Would you pull out every line of the material that contains the string "JavaScript脚本"?
******
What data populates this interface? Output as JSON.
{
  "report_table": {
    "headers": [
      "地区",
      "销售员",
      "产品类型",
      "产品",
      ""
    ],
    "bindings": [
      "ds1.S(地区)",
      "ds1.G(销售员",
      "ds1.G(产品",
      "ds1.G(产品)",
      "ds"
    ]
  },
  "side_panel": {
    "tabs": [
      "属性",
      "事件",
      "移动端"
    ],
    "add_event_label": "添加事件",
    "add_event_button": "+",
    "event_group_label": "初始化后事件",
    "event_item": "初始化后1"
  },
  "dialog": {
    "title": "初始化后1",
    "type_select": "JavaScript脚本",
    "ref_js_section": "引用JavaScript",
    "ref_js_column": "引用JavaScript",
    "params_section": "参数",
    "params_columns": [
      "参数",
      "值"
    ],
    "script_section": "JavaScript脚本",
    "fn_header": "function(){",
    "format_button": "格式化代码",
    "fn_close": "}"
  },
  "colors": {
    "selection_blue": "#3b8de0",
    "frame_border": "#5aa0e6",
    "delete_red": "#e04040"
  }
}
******
Result below
    "type_select": "JavaScript脚本",
    "script_section": "JavaScript脚本",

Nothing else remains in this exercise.